Once in a while a fellow blogger posts something on Twitter or Facebook that is thought provoking and inspires us to reflect on past experience. In my case, it was the hilarious Nucking Futs Mama and it was a picture of an elephant with the caption, “Mommy, why does the elephant have 2 trunks?” The private parts were censored to imply that the second trunk is a magnum-sized co- err…penis, to be more politically correct. This is a mommy site, after all.
I, of course, now have Nutrigrain bar and coffee caught in my keyboard from bursting out into laughter; the kind of guffaw where everything in your mouth splatters everywhere because you’re caught off guard or what I like to call The Humor Heimlich. Yes, it was a funny picture, but it’s the incident it reminds me of that I find even more hilarious.
Although I was born in the USA, my parents are from India. As children and teenagers, we would travel there every few years for the summer to visit relatives. On one particular trip when I was 17, we did a tour of the country, visiting all of the staple tourist and historical sites.
When you travel in India, people watching is also a form of sightseeing, because you are stepping into another world. You are exploring a completely different way of life. It takes the idea of culture shock to a whole new level. There are waves of disease and poverty in almost every square foot surrounding you. You will cross paths with the likes of extreme diseases like leprosy. You may pass by a cobra charmer, right in the middle of the main market.
During our visit to Agra to see the Taj Mahal, we were riding on a rickshaw, an auto pedicab, and heading back to our hotel.
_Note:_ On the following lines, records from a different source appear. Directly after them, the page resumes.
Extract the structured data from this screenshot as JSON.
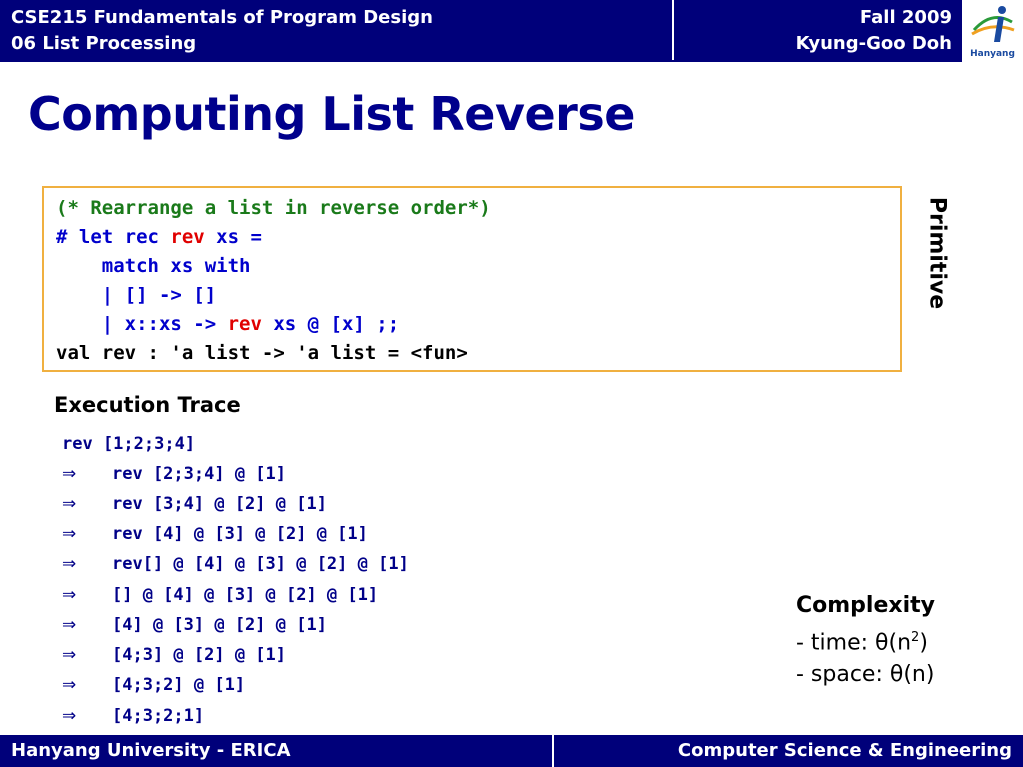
{
  "header": {
    "course": "CSE215 Fundamentals of Program Design",
    "lecture": "06 List Processing",
    "term": "Fall 2009",
    "instructor": "Kyung-Goo Doh",
    "logo_text": "Hanyang"
  },
  "title": "Computing List Reverse",
  "code": {
    "comment": "(* Rearrange a list in reverse order*)",
    "line2_a": "# let rec ",
    "line2_rev": "rev",
    "line2_b": " xs =",
    "line3": "    match xs with",
    "line4": "    | [] -> []",
    "line5_a": "    | x::xs -> ",
    "line5_rev": "rev",
    "line5_b": " xs @ [x] ;;",
    "line6": "val rev : 'a list -> 'a list = <fun>"
  },
  "side_label": "Primitive",
  "execution": {
    "title": "Execution Trace",
    "arrow": "⇒",
    "lines": [
      "rev [1;2;3;4]",
      "rev [2;3;4] @ [1]",
      "rev [3;4] @ [2] @ [1]",
      "rev [4] @ [3] @ [2] @ [1]",
      "rev[] @ [4] @ [3] @ [2] @ [1]",
      "[] @ [4] @ [3] @ [2] @ [1]",
      "[4] @ [3] @ [2] @ [1]",
      "[4;3] @ [2] @ [1]",
      "[4;3;2] @ [1]",
      "[4;3;2;1]"
    ]
  },
  "complexity": {
    "title": "Complexity",
    "time_prefix": "- time: θ(n",
    "time_sup": "2",
    "time_suffix": ")",
    "space": "- space: θ(n)"
  },
  "footer": {
    "left": "Hanyang University - ERICA",
    "right": "Computer Science & Engineering"
  },
  "colors": {
    "navy": "#00007a",
    "title_blue": "#00008c",
    "code_green": "#1a7a1a",
    "code_blue": "#0000cc",
    "code_red": "#e00000",
    "box_border": "#f0b040"
  }
}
Some rickshaws have four seats. Two that are facing the driver and two that are facing what I like to call the wake, even though there are no water waves, just people.
I spotted a man washing himself in a large puddle and fixing his dhoti, a long sarong. Nothing abnormal about that in India. I was daydreaming and watching him. And, no, I’m not a pervert. It was completely PG at that point. Besides, he was so filthy I couldn’t even see his face to figure out if he was hot or not.
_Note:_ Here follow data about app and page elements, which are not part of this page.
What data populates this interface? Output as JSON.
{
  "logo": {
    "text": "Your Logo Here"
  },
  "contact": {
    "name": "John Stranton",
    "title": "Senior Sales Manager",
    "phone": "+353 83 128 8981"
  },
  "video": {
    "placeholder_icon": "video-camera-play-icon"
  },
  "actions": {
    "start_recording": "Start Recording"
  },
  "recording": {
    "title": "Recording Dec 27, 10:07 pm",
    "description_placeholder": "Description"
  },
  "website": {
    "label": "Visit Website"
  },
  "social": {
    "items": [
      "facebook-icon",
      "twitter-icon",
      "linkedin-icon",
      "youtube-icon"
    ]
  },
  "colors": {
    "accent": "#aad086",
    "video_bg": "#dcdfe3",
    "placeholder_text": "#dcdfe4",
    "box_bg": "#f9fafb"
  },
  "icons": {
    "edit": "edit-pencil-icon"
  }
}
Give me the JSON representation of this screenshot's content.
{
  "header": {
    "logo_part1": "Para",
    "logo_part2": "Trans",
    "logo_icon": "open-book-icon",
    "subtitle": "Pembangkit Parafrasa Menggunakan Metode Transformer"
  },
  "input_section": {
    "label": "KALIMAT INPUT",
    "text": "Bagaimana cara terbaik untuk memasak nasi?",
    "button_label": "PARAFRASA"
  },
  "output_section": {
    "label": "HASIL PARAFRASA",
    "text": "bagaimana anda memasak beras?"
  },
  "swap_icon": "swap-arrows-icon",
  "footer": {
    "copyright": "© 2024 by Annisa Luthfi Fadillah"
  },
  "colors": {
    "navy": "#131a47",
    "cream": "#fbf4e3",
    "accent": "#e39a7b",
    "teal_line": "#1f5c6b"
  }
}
We were waiting on perpendicular traffic and I just happened to be staring at him at the moment when he turned to face the rickshaw. That’s when I saw something that looked like an amputated, third leg. Huh? Had his mother bathed in acid rain and somehow delivered a mutated human being? (Yes, that was my first thought, believe it or not.)
I tried to get a closer look. Rickshaws and most other forms of transportation didn’t have seat belts back then. I was basically hanging off the edge, just to get a closer glimpse of this guy’s third leg. That’s when I realized it wasn’t a third leg, but an enormous penis! Oh my god! Did this guy have elephantiasis of the penis? Or, once again, did his mother bathe in acid rain and give birth to this mutated magnum? Why was he even wearing a sarong? The penis was hanging about six inches out of it anyway. What was the point?
I pointed it out to my sister and she had the same shocked look on her face. I could see she had her own questions flashing through her mind. And, that’s when we started bursting out into laughter. We were laughing so hard that we almost fell off the rickshaw, when it started to move again.
I couldn’t even catch my breath and I was starting to get a stomach cramp from the lack of oxygen, when my father slapped me on the arm. I turned to look at him. He didn’t utter a word, but I could see the veins in his forehead enlarge from anger. It was the unspoken, “Shut up! Now!”
I stopped laughing right on the spot and turned back around, but he couldn’t see me smile, so that was safe to do. I giggled for a few days after that. Yes, it was at this man’s expense, but I was 17, and it was really funny.